▸ **EXERCISE DETAILS**: Counting only lines that contain the string "heading", how many are there in the data? Say the number alone.

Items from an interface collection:
■ ■ ■ ■

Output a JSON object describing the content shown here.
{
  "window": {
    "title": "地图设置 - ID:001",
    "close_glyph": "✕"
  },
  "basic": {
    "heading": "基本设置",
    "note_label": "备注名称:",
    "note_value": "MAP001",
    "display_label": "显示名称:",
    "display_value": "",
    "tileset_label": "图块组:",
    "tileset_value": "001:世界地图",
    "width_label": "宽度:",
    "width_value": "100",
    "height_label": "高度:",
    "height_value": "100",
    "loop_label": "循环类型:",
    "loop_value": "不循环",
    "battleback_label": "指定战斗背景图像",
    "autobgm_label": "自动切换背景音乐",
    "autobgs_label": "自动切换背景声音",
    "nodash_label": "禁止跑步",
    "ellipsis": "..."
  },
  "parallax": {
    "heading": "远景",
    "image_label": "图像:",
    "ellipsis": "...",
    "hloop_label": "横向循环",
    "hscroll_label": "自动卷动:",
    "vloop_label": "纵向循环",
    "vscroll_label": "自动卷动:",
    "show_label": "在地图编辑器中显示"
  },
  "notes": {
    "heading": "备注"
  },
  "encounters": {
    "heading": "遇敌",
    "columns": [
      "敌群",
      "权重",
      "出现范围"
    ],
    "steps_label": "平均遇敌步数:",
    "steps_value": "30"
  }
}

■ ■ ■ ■

▸ **SOLUTION FOR THIS PROBLEM**: 4